Michael Ransom, Contributing EditorLast Modified: 15:25 p.m. DST, 19 May 2014
WASHINGTON, D.C. - On American Indian reservations, Native women's right to life, liberty and the pursuit of happiness are seriously threatened. Study after study confirm the appalling frequency at which Indigenous women are raped, sexually assaulted and battered. Throughout Indian country, more than one-third of women will be raped during their lifetime.
Today, it is no secret that these women stand a greater chance of being assaulted than living unscathed. The US Department of Justice found that 61% of American Indian women have been subjected to some form of physical assault. Because of the historic and ongoing inaction of the federal government, these women experience a crapshoot application of security and justice.
More disturbing is the role that American citizens and officials play--and don't play--in the violence. Over 70% of assailants are not tribal members, but rather American nationals who entered reservations for a variety of reasons. Some come to hunt. Other perpetrators live with woman who they abuse. And many simply cross the street into neighboring Indian country. [When tribal lands were downsized by the federal government, the borderlines of reservations were manipulated.]
This territorial patchwork could be acceptable, if tribal law applied to non-Natives who travel into reservation grounds. But, reservations are considered dependent nations according to US policy, and therefore cannot arrest, try or incarcerate non-Natives. Heinous crimes like rape are therefore defacto permissible, and a violent or deranged man can assault a women in Indian country with legal immunity.
According to the Supreme Court decision in Oliphant v. Suquamish Indian Tribe, Federal prosecutors have jurisdiction in reservation regions. This 1978 ruling set a dangerous precedent of nonexistent federal law enforcement, and fundamentally compromised tribal attempts to self-govern and protect members. In 2011, the Justice Department put a plan in motion to place Assistant Attorneys in prosecution capacities within reservations, and a task force to prioritize the safety of women and children.
Many see these measures as too little, and certainly decades late. Indian country largely remains a lawless area, and not because American Indians want it that way. Before 2010, councils were unable to sentence Indian convicts to less than one year of jail time. Recently enacted, the Tribal Law and Order Act now allows tribal courts to incarcerate members for up to three years. Unfortunately, that is the limit, even for the most deplorable crimes.

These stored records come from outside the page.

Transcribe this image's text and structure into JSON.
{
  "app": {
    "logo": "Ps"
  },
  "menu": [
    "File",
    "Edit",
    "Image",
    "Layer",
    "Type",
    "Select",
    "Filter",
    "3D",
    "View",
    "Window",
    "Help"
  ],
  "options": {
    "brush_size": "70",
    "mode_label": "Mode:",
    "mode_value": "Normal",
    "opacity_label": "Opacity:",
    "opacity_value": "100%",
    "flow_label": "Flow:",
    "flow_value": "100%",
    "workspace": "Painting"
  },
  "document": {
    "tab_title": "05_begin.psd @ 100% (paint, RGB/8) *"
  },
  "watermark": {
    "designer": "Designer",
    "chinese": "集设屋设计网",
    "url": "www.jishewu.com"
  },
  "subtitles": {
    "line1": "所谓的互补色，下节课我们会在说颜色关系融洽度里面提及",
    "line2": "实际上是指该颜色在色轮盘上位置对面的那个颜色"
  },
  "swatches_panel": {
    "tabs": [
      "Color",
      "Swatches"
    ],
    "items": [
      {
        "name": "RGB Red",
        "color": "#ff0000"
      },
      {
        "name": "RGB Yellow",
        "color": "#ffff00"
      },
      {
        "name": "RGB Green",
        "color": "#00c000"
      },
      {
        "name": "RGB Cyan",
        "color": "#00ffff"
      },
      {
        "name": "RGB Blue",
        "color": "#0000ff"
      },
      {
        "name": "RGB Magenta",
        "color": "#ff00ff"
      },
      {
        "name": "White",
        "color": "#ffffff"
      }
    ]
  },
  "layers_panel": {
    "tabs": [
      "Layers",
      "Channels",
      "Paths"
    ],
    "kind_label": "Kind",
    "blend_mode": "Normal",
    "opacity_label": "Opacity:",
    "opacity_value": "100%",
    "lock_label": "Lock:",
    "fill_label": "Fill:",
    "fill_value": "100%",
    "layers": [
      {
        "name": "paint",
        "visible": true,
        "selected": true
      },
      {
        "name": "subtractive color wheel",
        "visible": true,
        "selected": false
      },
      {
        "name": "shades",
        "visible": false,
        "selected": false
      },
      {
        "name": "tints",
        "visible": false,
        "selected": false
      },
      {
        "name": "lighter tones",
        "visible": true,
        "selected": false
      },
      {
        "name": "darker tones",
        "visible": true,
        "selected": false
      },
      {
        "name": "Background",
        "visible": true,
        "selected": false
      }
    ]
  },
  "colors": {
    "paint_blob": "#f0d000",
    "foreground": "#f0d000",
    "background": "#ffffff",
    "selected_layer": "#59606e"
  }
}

The roadblocks to prosecution are embedded in the established legislation, but progressive action is beginning to take shape. President Barack Obama signed the Violence Against Women Act in early 2013. This legislation will help protect domestic violence committed by non-Indian husbands, but fails to address non-Indian attackers that are outsiders in the community. When seven of every ten attackers are protected from prosecution, the law is far from impressive. Plus, it is only in a trial phase now in three reservations.
Conservative members of Congress decreased provisions that would punish non-Indian criminals, concerned that non-Native suspects would not receive far trial, and may be crucified for the historic crimes against the First People of the continent. Perhaps the fears of these lawmakers are just projection; statistics clearly show that women are victimized by the current legal system, not men. Republicans would be hard-pressed to find instances where White men have been wronged by the intersection of American and Native law codes.
The United States continually plays Big Brother to tribal officials. By butting into supposed tribal authority, Washington limits the power of the Native justice system as to render it ineffective. Plainly, reservations do not want a weak police force and court system, but many in the federal government would rather risk women's well-being than see bolstered Indigenous agency of any kind.
- The Tribal Law and Order Act of 2010: A Step Forward for Native Women (whitehouse.gov)
- Who Deserves Protection in America? Native American Women and the New VAWA (firstpeoples.org)
- How abusers get away with targeting Indian women (salon.com)
- Rape on the Reservation (readersupportednews.org)
- Native Indian women get U.S. Federal legal power to report violence (womennewsnetwork.net)